He may not get the public farewell he deserves, but Ignacio Piatti’s place as a legend is cemented.
Both in MLS and with the Montreal Impact.
Monday night signaled the end of an era for the Impact, as the team announced it had mutually agreed to part ways with Piatti. The Argentine has left Montreal to head back to San Lorenzo — whom he played for prior to joining the Impact — in order to be closer to his family as he inches towards the end of his career.
While Piatti’s time with the Impact may be over, the memories he provided at the club will last for generations. The playmaking Piatti was not only an incredible servant to the Impact over the past six years with his dazzling style, goals, and assists, but he was also a poster boy for what MLS could and has become as a hot bed for South American talent.
Sure, Piatti may have been largely overlooked and underrated by plenty of media, fans, and even the league itself and thus his star power weakened. That, however, does not take away from his incredible contributions for the Impact, which saw him score a franchise-best 66 goals while assisting on 35 others in 135 regular-season appearances.
Making all that even more impressive is that the 36-year-old put up a good portion of those gaudy numbers playing as a winger. Piatti was pushed away from goal and out to the left flank back in 2016, but his production continued as he expertly exploited space down the flanks, raced by defenders on the dribble, and finished as clinically as a center forward.

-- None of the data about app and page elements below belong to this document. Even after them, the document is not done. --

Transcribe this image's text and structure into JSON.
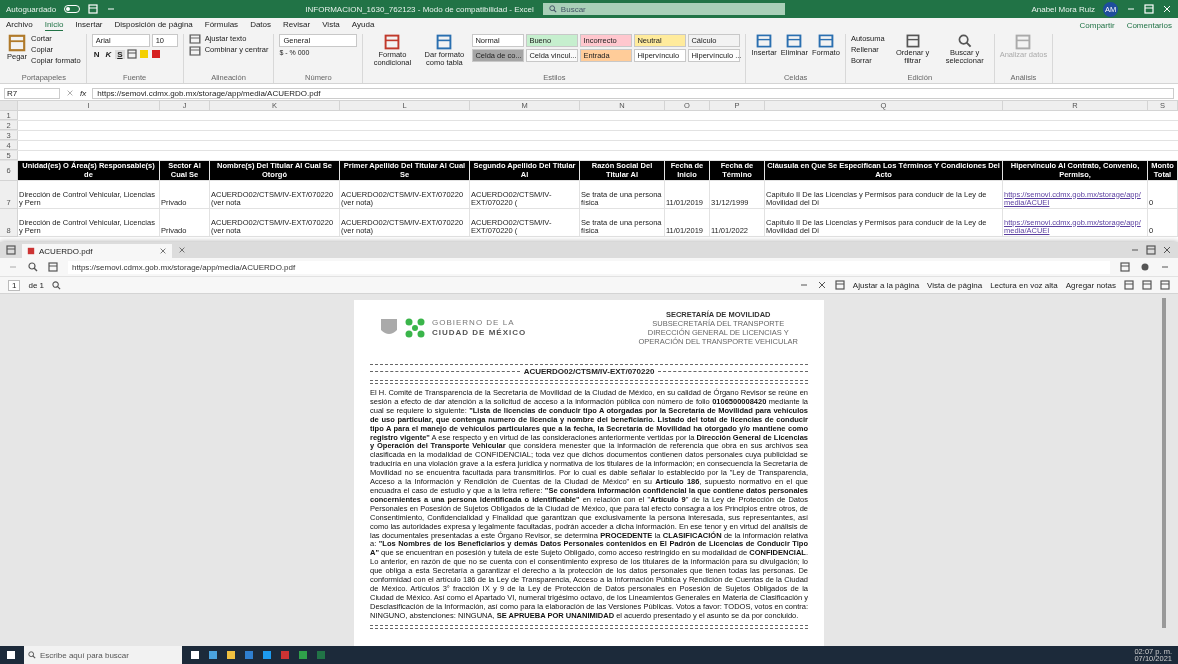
{
  "excel": {
    "title_bar": {
      "autosave": {
        "label": "Autoguardado",
        "on": false
      },
      "title": "INFORMACION_1630_762123  -  Modo de compatibilidad  -  Excel",
      "search": {
        "placeholder": "Buscar"
      },
      "user": "Anabel Mora Ruiz",
      "avatar": "AM"
    },
    "menu": [
      {
        "label": "Archivo",
        "selected": false
      },
      {
        "label": "Inicio",
        "selected": true
      },
      {
        "label": "Insertar",
        "selected": false
      },
      {
        "label": "Disposición de página",
        "selected": false
      },
      {
        "label": "Fórmulas",
        "selected": false
      },
      {
        "label": "Datos",
        "selected": false
      },
      {
        "label": "Revisar",
        "selected": false
      },
      {
        "label": "Vista",
        "selected": false
      },
      {
        "label": "Ayuda",
        "selected": false
      }
    ],
    "share": "Compartir",
    "comments": "Comentarios",
    "ribbon": {
      "clipboard": {
        "label": "Portapapeles",
        "paste": "Pegar",
        "cut": "Cortar",
        "copy": "Copiar",
        "format_painter": "Copiar formato"
      },
      "font": {
        "label": "Fuente",
        "family": "Arial",
        "size": "10",
        "bold": "N",
        "italic": "K",
        "underline": "S"
      },
      "alignment": {
        "label": "Alineación",
        "wrap": "Ajustar texto",
        "merge": "Combinar y centrar"
      },
      "number": {
        "label": "Número",
        "format": "General",
        "symbols": "$ - % 000"
      },
      "styles": {
        "label": "Estilos",
        "conditional": "Formato condicional",
        "as_table": "Dar formato como tabla",
        "cells": [
          {
            "label": "Normal",
            "color": "#ffffff"
          },
          {
            "label": "Bueno",
            "color": "#c6efce"
          },
          {
            "label": "Incorrecto",
            "color": "#ffc7ce"
          },
          {
            "label": "Neutral",
            "color": "#ffeb9c"
          },
          {
            "label": "Cálculo",
            "color": "#f2f2f2"
          },
          {
            "label": "Celda de co...",
            "color": "#a5a5a5"
          },
          {
            "label": "Celda vincul...",
            "color": "#fafafa"
          },
          {
            "label": "Entrada",
            "color": "#ffcc99"
          },
          {
            "label": "Hipervínculo",
            "color": "#ffffff"
          },
          {
            "label": "Hipervínculo ...",
            "color": "#fdfdfd"
          }
        ]
      },
      "cells": {
        "label": "Celdas",
        "items": [
          "Insertar",
          "Eliminar",
          "Formato"
        ]
      },
      "editing": {
        "label": "Edición",
        "autosum": "Autosuma",
        "fill": "Rellenar",
        "clear": "Borrar",
        "sort": "Ordenar y filtrar",
        "find": "Buscar y seleccionar"
      },
      "analysis": {
        "label": "Análisis",
        "item": "Analizar datos"
      }
    },
    "formula_bar": {
      "cell": "R7",
      "fx": "fx",
      "formula": "https://semovi.cdmx.gob.mx/storage/app/media/ACUERDO.pdf"
    },
    "sheet": {
      "columns": [
        "I",
        "J",
        "K",
        "L",
        "M",
        "N",
        "O",
        "P",
        "Q",
        "R",
        "S"
      ],
      "empty_rows": [
        "1",
        "2",
        "3",
        "4",
        "5"
      ],
      "header_row": {
        "number": "6",
        "cells": [
          "Unidad(es) O Área(s) Responsable(s) de",
          "Sector Al Cual Se",
          "Nombre(s) Del Titular Al Cual Se Otorgó",
          "Primer Apellido Del Titular Al Cual Se",
          "Segundo Apellido Del Titular Al",
          "Razón Social Del Titular Al",
          "Fecha de Inicio",
          "Fecha de Término",
          "Cláusula en Que Se Especifican Los Términos Y Condiciones Del Acto",
          "Hipervínculo Al Contrato, Convenio, Permiso,",
          "Monto Total"
        ]
      },
      "rows": [
        {
          "number": "7",
          "cells": [
            "Dirección de Control Vehicular, Licencias y Pern",
            "Privado",
            "ACUERDO02/CTSM/IV-EXT/070220 (ver nota",
            "ACUERDO02/CTSM/IV-EXT/070220 (ver nota)",
            "ACUERDO02/CTSM/IV-EXT/070220 (",
            "Se trata de una persona física",
            "11/01/2019",
            "31/12/1999",
            "Capítulo II De las Licencias y Permisos para conducir de la Ley de Movilidad del Di",
            "https://semovi.cdmx.gob.mx/storage/app/media/ACUEI",
            "0"
          ]
        },
        {
          "number": "8",
          "cells": [
            "Dirección de Control Vehicular, Licencias y Pern",
            "Privado",
            "ACUERDO02/CTSM/IV-EXT/070220 (ver nota",
            "ACUERDO02/CTSM/IV-EXT/070220 (ver nota)",
            "ACUERDO02/CTSM/IV-EXT/070220 (",
            "Se trata de una persona física",
            "11/01/2019",
            "11/01/2022",
            "Capítulo II De las Licencias y Permisos para conducir de la Ley de Movilidad del Di",
            "https://semovi.cdmx.gob.mx/storage/app/media/ACUEI",
            "0"
          ]
        }
      ]
    }
  },
  "browser": {
    "tab": "ACUERDO.pdf",
    "address": "https://semovi.cdmx.gob.mx/storage/app/media/ACUERDO.pdf",
    "pdf_toolbar": {
      "page": "1",
      "of": "de 1",
      "fit": "Ajustar a la página",
      "page_view": "Vista de página",
      "read_aloud": "Lectura en voz alta",
      "notes": "Agregar notas"
    },
    "document": {
      "logo_line_1": "GOBIERNO DE LA",
      "logo_line_2": "CIUDAD DE MÉXICO",
      "agency": [
        "SECRETARÍA DE MOVILIDAD",
        "SUBSECRETARÍA DEL TRANSPORTE",
        "DIRECCIÓN GENERAL DE LICENCIAS Y",
        "OPERACIÓN DEL TRANSPORTE VEHICULAR"
      ],
      "title": "ACUERDO02/CTSM/IV-EXT/070220",
      "body": "El H. Comité de Transparencia de la Secretaría de Movilidad de la Ciudad de México, en su calidad de Órgano Revisor se reúne en sesión a efecto de dar atención a la solicitud de acceso a la información pública con número de folio **0106500008420** mediante la cual se requiere lo siguiente: **\"Lista de licencias de conducir tipo A otorgadas por la Secretaría de Movilidad para vehículos de uso particular, que contenga numero de licencia y nombre del beneficiario. Listado del total de licencias de conducir tipo A para el manejo de vehículos particulares que a la fecha, la Secretaría de Movilidad ha otorgado y/o mantiene como registro vigente\"** A ese respecto y en virtud de las consideraciones anteriormente vertidas por la **Dirección General de Licencias y Operación del Transporte Vehicular** que considera menester que la información de referencia que obra en sus archivos sea clasificada en la modalidad de CONFIDENCIAL; toda vez que dichos documentos contienen datos personales cuya publicidad se traduciría en una violación grave a la esfera jurídica y normativa de los titulares de la información; en consecuencia la Secretaría de Movilidad no se encuentra facultada para transmitirlos. Por lo cual es dable señalar lo establecido por la \"Ley de Transparencia, Acceso a la Información y Rendición de Cuentas de la Ciudad de México\" en su **Artículo 186**, supuesto normativo en el que encuadra el caso de estudio y que a la letra refiere: **\"Se considera información confidencial la que contiene datos personales concernientes a una persona identificada o identificable\"** en relación con el \"**Artículo 9**\" de la Ley de Protección de Datos Personales en Posesión de Sujetos Obligados de la Ciudad de México, que para tal efecto consagra a los Principios entre otros, de Consentimiento, Confidencialidad y Finalidad que garantizan que exclusivamente la persona interesada, sus representantes, así como las autoridades expresa y legalmente facultadas, podrán acceder a dicha información. En ese tenor y en virtud del análisis de las documentales presentadas a este Órgano Revisor, se determina **PROCEDENTE** la **CLASIFICACIÓN** de la información relativa a: **\"Los Nombres de los Beneficiarios y demás Datos Personales contenidos en El Padrón de Licencias de Conducir Tipo A\"** que se encuentran en posesión y tutela de este Sujeto Obligado, como acceso restringido en su modalidad de **CONFIDENCIAL**. Lo anterior, en razón de que no se cuenta con el consentimiento expreso de los titulares de la información para su divulgación; lo que obliga a esta Secretaría a garantizar el derecho a la protección de los datos personales que tienen todas las personas. De conformidad con el artículo 186 de la Ley de Transparencia, Acceso a la Información Pública y Rendición de Cuentas de la Ciudad de México. Artículos 3° fracción IX y 9 de la Ley de Protección de Datos personales en Posesión de Sujetos Obligados de la Ciudad de México. Así como el Apartado VI, numeral trigésimo octavo, de los Lineamientos Generales en Materia de Clasificación y Desclasificación de la Información, así como para la elaboración de las Versiones Públicas. Votos a favor: TODOS, votos en contra: NINGUNO, abstenciones: NINGUNA, **SE APRUEBA POR UNANIMIDAD** el acuerdo presentado y el asunto se da por concluido."
    }
  },
  "taskbar": {
    "search": {
      "placeholder": "Escribe aquí para buscar"
    },
    "time": "02:07 p. m.",
    "date": "07/10/2021"
  }
}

Piatti was also the type of player that did not shy away from big moments. It is true the Impact only made the playoffs twice during his tenure and never won any piece of significant silverware during his time with the team, though they came close when they finished as runners-up in the 2014-15 Concacaf Champions League.
That said, Piatti delivered regularly when the spotlight shone on him. Who could forget his postseason performance against the New York Red Bulls in 2016, in which he bagged a brace in the decisive leg at Red Bull Arena before uttering the pointed comments about the opposing side being a “weak team in the playoffs”?

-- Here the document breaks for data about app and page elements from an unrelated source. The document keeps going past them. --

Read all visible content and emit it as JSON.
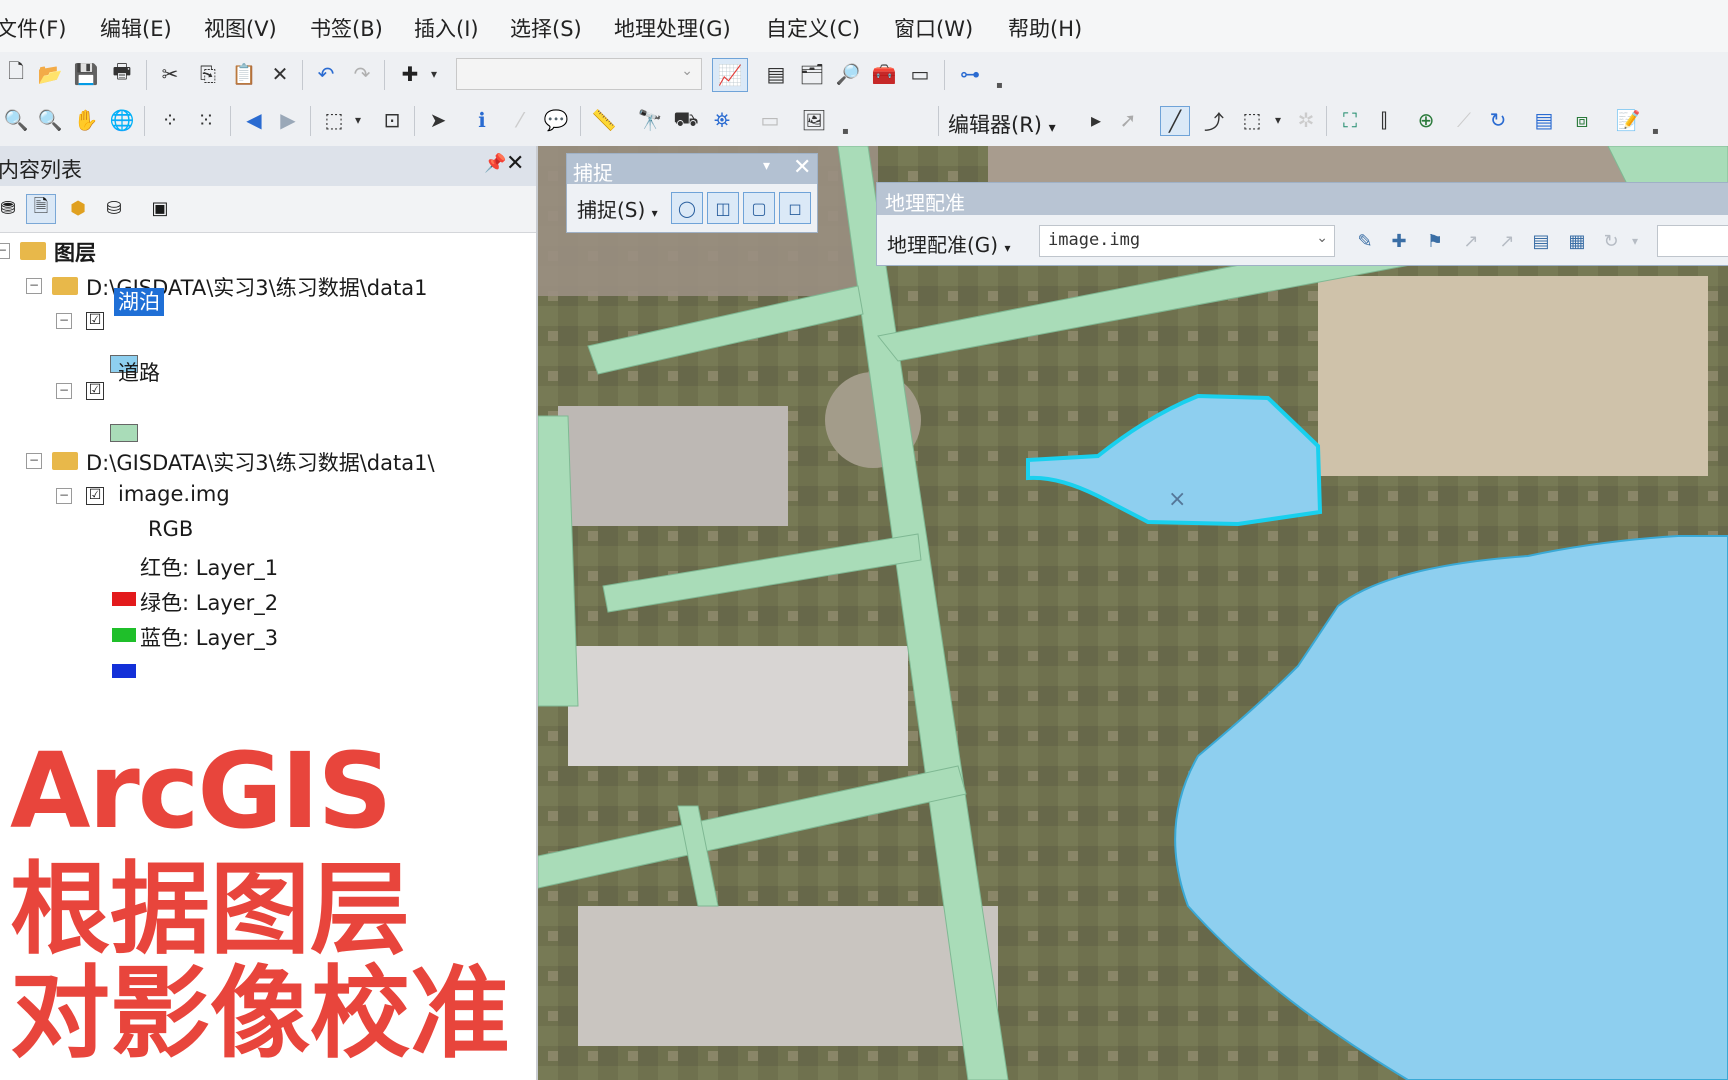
{
  "menu": [
    "文件(F)",
    "编辑(E)",
    "视图(V)",
    "书签(B)",
    "插入(I)",
    "选择(S)",
    "地理处理(G)",
    "自定义(C)",
    "窗口(W)",
    "帮助(H)"
  ],
  "toolbar": {
    "editor_label": "编辑器(R)",
    "editor_dropdown": "▾"
  },
  "toc": {
    "title": "内容列表",
    "pin": "📌",
    "close": "✕",
    "root_label": "图层",
    "group1_path": "D:\\GISDATA\\实习3\\练习数据\\data1",
    "layer_lake": "湖泊",
    "layer_road": "道路",
    "group2_path": "D:\\GISDATA\\实习3\\练习数据\\data1\\",
    "layer_image": "image.img",
    "rgb_label": "RGB",
    "band_red": "红色:    Layer_1",
    "band_green": "绿色: Layer_2",
    "band_blue": "蓝色:    Layer_3",
    "colors": {
      "lake": "#8ecfef",
      "road": "#a9dcb8",
      "red": "#e31a1c",
      "green": "#1fbf2a",
      "blue": "#1330d8"
    }
  },
  "overlay": {
    "line1": "ArcGIS",
    "line2": "根据图层",
    "line3": "对影像校准",
    "color": "#e8453c"
  },
  "snapping": {
    "title": "捕捉",
    "menu": "捕捉(S)",
    "dropdown": "▾",
    "close": "✕"
  },
  "georef": {
    "title": "地理配准",
    "menu": "地理配准(G)",
    "layer_value": "image.img"
  },
  "map_colors": {
    "lake": "#8ecfef",
    "lake_selected_outline": "#19d0ee",
    "road": "#a9dcb8"
  }
}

Maybe the biggest slight on Piatti’s time with the Impact and in MLS is that we did not get to see enough of him in the postseason. That we were unable to witness him conjure up his propensity for magic in more pressure-packed matches. That he did not have even more opportunities to amaze with his quality and skill.

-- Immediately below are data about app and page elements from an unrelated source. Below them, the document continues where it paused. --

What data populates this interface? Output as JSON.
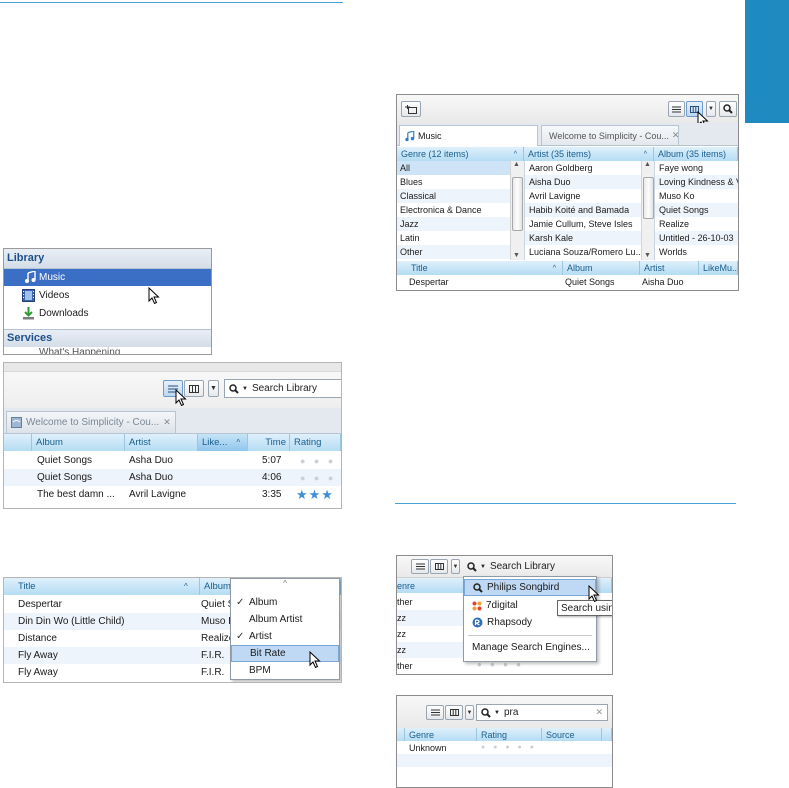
{
  "colors": {
    "accent": "#1f8ac0",
    "rule": "#4aa1d6",
    "header_blue": "#b4dcf4",
    "selection": "#3a6fc5"
  },
  "library_panel": {
    "section_library": "Library",
    "items": [
      "Music",
      "Videos",
      "Downloads"
    ],
    "section_services": "Services",
    "service_partial": "What's Happening"
  },
  "list_view": {
    "search_placeholder": "Search Library",
    "tab": "Welcome to Simplicity - Cou...",
    "headers": [
      "Album",
      "Artist",
      "Like...",
      "Time",
      "Rating"
    ],
    "rows": [
      {
        "album": "Quiet Songs",
        "artist": "Asha Duo",
        "time": "5:07",
        "rating": 0
      },
      {
        "album": "Quiet Songs",
        "artist": "Asha Duo",
        "time": "4:06",
        "rating": 0
      },
      {
        "album": "The best damn ...",
        "artist": "Avril Lavigne",
        "time": "3:35",
        "rating": 3
      }
    ]
  },
  "column_menu": {
    "headers": [
      "Title",
      "Album"
    ],
    "rows": [
      {
        "title": "Despertar",
        "album": "Quiet S"
      },
      {
        "title": "Din Din Wo (Little Child)",
        "album": "Muso K"
      },
      {
        "title": "Distance",
        "album": "Realize"
      },
      {
        "title": "Fly Away",
        "album": "F.I.R."
      },
      {
        "title": "Fly Away",
        "album": "F.I.R."
      }
    ],
    "menu_items": [
      {
        "label": "Album",
        "checked": true
      },
      {
        "label": "Album Artist",
        "checked": false
      },
      {
        "label": "Artist",
        "checked": true
      },
      {
        "label": "Bit Rate",
        "checked": false
      },
      {
        "label": "BPM",
        "checked": false
      }
    ]
  },
  "filter_view": {
    "tab_music": "Music",
    "tab_other": "Welcome to Simplicity - Cou...",
    "genre_header": "Genre (12 items)",
    "artist_header": "Artist (35 items)",
    "album_header": "Album (35 items)",
    "genres": [
      "All",
      "Blues",
      "Classical",
      "Electronica & Dance",
      "Jazz",
      "Latin",
      "Other"
    ],
    "artists": [
      "Aaron Goldberg",
      "Aisha Duo",
      "Avril Lavigne",
      "Habib Koité and Bamada",
      "Jamie Cullum, Steve Isles",
      "Karsh Kale",
      "Luciana Souza/Romero Lu..."
    ],
    "albums": [
      "Faye wong",
      "Loving Kindness & V",
      "Muso Ko",
      "Quiet Songs",
      "Realize",
      "Untitled - 26-10-03",
      "Worlds"
    ],
    "track_headers": [
      "Title",
      "Album",
      "Artist",
      "LikeMu..."
    ],
    "track_row": {
      "title": "Despertar",
      "album": "Quiet Songs",
      "artist": "Aisha Duo"
    }
  },
  "search_engines": {
    "search_label": "Search Library",
    "partial_header": "enre",
    "partial_rows": [
      "ther",
      "zz",
      "zz",
      "zz",
      "ther"
    ],
    "menu_items": [
      "Philips Songbird",
      "7digital",
      "Rhapsody"
    ],
    "manage": "Manage Search Engines...",
    "tooltip": "Search usin"
  },
  "search_result": {
    "query": "pra",
    "headers": [
      "Genre",
      "Rating",
      "Source"
    ],
    "row_genre": "Unknown"
  }
}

The Impact’s shortcomings have as much to do with that as anything, however. Piatti regularly lifted the team, and was a major reason why they were as competitive as they were for much of the past half-decade. If not for him, the Impact may have been as poor as the Colorado Rapids, Chicago Fire, and Orlando City.
Piatti may not be the biggest or flashiest name to have ever played in MLS, but he was one of the most productive at a time when the league began to quickly evolve. His performances not only made him a star with the Impact, but a legend in the league.
Even if his contributions flew relatively under the radar.